Mr Rudd, knowing that the Productivity Commission Recommendations will cost many jobs, proposes simply to put more people on the public purse with "subsidies". Why not just leave them alone to keep earning a living and contributing to general revenue instead of drawing from it?

Anyone who believes the Coalition for Cheaper Books really intends books to be cheaper for consumers (particularly after their competition is decimated) is in for a double-take. Cheap, de-regulated milk? Cheaper fuel? Cheaper groceries? Surely, this trick has been done to death.

Theresa Lauf, Brisbane Fri 17 July 09

Friday, July 3, 2009

Courses, credits and colons
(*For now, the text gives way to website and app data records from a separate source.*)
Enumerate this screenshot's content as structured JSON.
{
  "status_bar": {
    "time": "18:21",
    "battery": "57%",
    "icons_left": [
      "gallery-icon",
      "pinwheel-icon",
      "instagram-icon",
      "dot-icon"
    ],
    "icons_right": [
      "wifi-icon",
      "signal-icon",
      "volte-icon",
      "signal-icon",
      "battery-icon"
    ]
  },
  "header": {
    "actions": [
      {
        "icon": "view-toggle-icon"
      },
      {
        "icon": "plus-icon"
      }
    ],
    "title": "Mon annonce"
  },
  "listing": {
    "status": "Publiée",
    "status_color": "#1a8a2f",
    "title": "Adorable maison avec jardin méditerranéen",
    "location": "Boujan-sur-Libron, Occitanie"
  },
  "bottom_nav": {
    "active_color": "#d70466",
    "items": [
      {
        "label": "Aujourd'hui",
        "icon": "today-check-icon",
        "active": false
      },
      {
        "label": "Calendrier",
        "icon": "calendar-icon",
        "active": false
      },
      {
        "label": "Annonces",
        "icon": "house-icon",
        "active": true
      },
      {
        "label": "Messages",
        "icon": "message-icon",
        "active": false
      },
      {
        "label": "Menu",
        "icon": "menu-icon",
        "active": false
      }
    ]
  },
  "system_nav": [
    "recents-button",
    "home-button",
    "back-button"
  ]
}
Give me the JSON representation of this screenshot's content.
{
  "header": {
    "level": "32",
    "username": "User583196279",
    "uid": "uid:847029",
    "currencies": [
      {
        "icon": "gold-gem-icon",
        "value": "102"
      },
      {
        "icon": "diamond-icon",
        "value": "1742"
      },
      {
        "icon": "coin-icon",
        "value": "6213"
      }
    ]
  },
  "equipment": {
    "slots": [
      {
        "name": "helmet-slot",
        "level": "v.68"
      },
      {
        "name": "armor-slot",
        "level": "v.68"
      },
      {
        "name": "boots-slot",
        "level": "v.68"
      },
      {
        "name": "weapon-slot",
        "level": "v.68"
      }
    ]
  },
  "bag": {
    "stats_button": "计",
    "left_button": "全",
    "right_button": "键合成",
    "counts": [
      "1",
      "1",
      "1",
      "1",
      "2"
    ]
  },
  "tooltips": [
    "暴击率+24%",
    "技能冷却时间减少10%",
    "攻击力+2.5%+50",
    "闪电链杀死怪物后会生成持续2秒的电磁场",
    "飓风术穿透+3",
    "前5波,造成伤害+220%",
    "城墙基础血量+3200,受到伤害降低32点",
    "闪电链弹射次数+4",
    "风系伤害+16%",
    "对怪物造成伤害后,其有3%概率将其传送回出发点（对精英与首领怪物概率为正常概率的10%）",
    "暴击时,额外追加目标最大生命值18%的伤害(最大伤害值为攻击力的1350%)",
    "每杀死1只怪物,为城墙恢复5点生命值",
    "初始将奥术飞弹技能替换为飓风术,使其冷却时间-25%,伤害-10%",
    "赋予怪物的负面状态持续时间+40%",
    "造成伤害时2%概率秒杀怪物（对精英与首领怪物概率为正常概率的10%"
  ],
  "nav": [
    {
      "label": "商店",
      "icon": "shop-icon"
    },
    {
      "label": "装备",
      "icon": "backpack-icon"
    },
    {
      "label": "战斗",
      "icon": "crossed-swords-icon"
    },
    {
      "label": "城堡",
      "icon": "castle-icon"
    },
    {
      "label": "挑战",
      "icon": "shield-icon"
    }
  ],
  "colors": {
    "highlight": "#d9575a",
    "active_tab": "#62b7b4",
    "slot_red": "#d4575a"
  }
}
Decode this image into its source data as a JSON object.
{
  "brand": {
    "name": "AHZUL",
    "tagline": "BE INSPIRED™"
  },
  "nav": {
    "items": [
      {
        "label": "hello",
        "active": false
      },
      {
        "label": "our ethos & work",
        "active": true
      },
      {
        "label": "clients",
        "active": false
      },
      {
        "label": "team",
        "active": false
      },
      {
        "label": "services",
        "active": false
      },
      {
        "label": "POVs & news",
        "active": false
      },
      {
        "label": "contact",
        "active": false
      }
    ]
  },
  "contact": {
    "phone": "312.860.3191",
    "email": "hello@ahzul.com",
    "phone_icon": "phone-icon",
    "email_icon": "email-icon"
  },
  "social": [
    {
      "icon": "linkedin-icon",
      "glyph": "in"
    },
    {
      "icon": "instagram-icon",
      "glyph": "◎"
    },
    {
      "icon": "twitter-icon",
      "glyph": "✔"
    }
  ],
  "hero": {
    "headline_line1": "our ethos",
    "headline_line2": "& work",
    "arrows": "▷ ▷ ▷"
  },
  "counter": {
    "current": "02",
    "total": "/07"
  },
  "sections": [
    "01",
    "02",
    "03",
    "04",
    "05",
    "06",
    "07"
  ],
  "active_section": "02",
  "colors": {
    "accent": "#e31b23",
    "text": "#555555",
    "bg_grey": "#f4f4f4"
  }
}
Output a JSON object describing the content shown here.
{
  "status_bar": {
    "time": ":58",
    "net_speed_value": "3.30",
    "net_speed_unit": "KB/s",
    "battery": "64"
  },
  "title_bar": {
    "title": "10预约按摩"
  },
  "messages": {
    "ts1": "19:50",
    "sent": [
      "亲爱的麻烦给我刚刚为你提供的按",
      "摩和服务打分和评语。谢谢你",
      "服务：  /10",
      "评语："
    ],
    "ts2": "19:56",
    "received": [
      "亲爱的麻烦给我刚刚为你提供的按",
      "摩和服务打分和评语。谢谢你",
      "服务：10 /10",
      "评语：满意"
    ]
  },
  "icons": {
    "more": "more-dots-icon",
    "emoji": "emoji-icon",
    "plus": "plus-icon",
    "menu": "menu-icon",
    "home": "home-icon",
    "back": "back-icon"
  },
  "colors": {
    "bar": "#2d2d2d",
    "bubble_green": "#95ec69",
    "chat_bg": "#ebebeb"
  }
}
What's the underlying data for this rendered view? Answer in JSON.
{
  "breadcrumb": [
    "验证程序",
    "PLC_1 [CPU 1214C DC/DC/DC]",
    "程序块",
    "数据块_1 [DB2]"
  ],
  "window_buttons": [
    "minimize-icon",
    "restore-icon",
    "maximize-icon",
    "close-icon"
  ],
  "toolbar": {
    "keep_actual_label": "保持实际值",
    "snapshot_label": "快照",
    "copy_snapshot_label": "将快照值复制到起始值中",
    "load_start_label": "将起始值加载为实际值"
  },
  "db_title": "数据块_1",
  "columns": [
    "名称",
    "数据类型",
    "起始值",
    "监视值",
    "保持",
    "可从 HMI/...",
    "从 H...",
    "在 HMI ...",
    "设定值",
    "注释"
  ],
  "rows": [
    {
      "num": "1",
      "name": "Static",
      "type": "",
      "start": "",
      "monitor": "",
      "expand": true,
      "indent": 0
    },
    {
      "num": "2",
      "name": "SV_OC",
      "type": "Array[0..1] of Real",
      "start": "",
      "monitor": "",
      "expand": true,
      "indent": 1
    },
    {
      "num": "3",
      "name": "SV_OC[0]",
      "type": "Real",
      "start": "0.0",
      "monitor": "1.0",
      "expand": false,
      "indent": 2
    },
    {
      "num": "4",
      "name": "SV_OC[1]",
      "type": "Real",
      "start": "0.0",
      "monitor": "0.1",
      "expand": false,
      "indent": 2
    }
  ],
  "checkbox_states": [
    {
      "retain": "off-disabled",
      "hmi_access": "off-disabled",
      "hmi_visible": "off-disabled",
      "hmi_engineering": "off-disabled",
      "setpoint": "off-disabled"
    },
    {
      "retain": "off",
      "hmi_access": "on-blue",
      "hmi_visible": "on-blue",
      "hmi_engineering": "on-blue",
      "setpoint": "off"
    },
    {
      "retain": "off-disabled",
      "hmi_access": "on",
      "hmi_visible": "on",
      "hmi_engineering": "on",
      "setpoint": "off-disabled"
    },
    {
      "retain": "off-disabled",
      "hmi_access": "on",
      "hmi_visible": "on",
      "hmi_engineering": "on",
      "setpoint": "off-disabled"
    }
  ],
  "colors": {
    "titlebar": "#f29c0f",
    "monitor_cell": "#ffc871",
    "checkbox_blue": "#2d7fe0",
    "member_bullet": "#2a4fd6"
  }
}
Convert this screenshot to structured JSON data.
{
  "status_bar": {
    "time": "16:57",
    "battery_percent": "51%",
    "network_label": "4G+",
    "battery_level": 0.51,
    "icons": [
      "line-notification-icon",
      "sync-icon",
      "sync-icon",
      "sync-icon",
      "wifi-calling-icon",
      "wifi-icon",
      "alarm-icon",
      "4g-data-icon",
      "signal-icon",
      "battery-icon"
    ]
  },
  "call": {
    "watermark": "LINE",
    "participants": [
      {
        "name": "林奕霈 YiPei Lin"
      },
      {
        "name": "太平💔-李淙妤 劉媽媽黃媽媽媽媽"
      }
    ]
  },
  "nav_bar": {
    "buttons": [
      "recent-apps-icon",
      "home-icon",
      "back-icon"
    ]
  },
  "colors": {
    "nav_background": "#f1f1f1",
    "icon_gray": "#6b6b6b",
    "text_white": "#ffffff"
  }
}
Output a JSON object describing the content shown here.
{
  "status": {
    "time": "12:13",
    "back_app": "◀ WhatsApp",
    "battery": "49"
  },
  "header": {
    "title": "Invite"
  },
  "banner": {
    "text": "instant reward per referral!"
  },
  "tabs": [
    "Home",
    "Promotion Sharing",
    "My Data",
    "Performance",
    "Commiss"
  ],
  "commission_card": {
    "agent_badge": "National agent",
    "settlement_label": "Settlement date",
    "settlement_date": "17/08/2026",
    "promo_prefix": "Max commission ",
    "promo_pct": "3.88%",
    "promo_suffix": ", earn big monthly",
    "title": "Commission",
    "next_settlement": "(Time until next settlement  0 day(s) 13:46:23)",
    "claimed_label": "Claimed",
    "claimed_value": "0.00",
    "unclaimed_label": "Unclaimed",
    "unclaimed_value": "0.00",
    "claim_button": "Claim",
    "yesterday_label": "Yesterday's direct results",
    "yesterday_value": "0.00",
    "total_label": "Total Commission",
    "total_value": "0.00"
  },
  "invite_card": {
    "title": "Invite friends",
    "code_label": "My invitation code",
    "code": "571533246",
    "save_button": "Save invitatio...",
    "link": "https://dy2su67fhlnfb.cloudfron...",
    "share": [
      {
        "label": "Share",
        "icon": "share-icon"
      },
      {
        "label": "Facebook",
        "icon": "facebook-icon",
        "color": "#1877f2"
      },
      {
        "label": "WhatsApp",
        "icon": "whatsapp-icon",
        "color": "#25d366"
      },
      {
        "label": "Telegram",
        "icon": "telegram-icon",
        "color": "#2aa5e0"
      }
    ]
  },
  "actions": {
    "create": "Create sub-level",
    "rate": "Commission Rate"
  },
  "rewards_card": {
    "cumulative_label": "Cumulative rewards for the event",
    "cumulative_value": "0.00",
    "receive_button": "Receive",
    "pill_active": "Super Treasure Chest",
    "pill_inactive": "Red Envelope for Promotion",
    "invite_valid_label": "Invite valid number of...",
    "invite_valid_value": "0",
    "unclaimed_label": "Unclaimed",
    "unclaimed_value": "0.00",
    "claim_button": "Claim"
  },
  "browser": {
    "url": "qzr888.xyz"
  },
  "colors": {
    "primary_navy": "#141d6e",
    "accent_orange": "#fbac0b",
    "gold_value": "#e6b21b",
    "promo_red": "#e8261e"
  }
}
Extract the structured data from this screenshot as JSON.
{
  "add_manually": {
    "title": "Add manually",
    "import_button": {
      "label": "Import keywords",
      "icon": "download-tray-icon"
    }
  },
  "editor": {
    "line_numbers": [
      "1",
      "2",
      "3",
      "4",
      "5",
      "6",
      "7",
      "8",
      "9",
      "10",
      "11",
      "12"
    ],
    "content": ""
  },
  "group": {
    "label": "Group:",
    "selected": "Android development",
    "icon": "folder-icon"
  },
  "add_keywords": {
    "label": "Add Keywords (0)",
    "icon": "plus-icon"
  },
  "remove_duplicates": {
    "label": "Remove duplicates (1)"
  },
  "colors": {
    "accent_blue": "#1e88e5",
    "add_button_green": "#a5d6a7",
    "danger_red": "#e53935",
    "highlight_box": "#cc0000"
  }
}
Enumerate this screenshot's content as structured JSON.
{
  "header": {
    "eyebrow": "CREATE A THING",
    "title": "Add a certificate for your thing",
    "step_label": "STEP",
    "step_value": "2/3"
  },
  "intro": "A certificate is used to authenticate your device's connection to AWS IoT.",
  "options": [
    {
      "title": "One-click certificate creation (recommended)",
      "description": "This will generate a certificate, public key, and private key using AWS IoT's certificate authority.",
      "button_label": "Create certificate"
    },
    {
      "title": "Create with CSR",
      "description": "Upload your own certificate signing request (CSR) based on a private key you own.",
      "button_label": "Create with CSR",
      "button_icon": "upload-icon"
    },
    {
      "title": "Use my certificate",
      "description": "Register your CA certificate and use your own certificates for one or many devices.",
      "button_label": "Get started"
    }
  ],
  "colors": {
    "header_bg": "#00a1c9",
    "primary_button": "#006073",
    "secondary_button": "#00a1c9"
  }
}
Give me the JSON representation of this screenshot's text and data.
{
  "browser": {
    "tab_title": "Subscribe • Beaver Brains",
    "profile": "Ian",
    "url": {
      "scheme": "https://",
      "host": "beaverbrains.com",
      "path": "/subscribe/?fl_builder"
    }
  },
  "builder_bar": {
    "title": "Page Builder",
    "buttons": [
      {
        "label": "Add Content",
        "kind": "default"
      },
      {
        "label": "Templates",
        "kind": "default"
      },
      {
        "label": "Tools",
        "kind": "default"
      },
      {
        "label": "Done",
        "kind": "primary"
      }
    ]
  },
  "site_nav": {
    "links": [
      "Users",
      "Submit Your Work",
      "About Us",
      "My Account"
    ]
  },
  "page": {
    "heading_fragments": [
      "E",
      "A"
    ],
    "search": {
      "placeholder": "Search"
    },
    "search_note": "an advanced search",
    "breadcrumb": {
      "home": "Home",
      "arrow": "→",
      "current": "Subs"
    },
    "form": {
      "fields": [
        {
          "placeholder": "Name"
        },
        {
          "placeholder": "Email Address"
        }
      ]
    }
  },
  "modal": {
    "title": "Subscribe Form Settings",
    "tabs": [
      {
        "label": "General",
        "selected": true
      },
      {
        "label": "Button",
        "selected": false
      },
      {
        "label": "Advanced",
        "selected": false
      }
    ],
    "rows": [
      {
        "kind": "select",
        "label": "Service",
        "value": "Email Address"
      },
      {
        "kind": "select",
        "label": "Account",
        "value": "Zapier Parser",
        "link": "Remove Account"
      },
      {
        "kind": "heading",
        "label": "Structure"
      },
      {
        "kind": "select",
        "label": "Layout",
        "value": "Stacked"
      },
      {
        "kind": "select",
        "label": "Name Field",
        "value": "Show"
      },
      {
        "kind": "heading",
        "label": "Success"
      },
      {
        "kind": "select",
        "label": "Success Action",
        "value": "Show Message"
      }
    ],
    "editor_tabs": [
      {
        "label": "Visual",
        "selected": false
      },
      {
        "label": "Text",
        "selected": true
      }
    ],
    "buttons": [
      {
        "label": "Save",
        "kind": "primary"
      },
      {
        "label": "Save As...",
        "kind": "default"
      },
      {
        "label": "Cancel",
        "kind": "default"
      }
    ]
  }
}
I have been a 'closet writer' and have only stepped out recently and began the journey. Having read most the answers to my question on your blog, a few still elude me.

Question One and Two: To be a writer (or published writer) would it be benefical to undertake some sort of study in this area? E.g. Bachelor Degree or other writing course? Also, by doing these course/qualifications, does it add more credit to you as a new writer? I have completed a few writers' workshops and online courses. The advantages of participating in a writer's camps etc are geographically difficult. Though not an impossibility.

I know that I need to improve on my grammar and puncuation (however, I can only assume that, to a certain point, that this is what editors do well and get paid for). Which brings me to my third question: I am wondering if I should hone these skills, before I continue my writing or just continue with the flow of words?

Answer One: Courses are beneficial for some writers because the writers then have enforced deadlines and structures, and that can help them get into a writing rhythm or finish a manuscript that they've otherwise left alone for too long. I do not believe that courses can 'make' a writer if they don't inherently have a talent for it, much the same way I do not believe that taking singing lessons every weekend for the rest of my life will make me Ella Fitzgerald Mark II. I also don't believe that courses/diplomas can give you the storytelling spark if you don't naturally have it. It's a bit like trying to be a professional ballet dancer with short hamstrings - it ain't gonna happen. That should not stop anyone from doing a course, though, if the experience gives them pleasure. And you won't know if you have that storytelling spark unless you give the writing thing a go - if you choose to do that within the structure of a course, then that's great. However, a lot of writers I represent have never been within sight of professional writing credentials.

Answer Two: No, it doesn't add credit - at least, not for me. Your writing has to speak for itself. If you've done ten years of courses and your writing is still no good, that's going to make me (a) think the courses don't work and (b) wonder why ten years of adult education didn't help you, personally, improve.

Answer Three: Anyone who has read Lynne Truss's Eats Shoots & Leaves will know that she believes that punctuation is simply good manners, and I agree. Punctuation provides a road map for your reader and if it's absent or misused then the reader is likely to get lost. Grammar, on the other hand, is a murkier subject. A lot of modern English usage is not grammatically correct. That's probably because a lot of us weren't taught grammar in school - I had an English teacher who wistfully told us that she'd love to teach us grammar but she wasn't allowed. In fact, the first real experience I had with the rules of grammar was when I learnt foreign languages. Thus, the Queen's English has been on a slippery slope to Bedlam. And that's quite all right, because while grammar is like punctuation in its road-map qualities, it's also there to say, 'Psst - there's a short cut.' Colloquial grammar is quite acceptable and accepted. BUT if your grammar AND your punctuation aren't all correct and present, that's a problem, because then how do you keep your reader on the road and heading for the right destination? Can your writing really flow if it is, in fact, off-road racing? Don't you hit trees and rocks?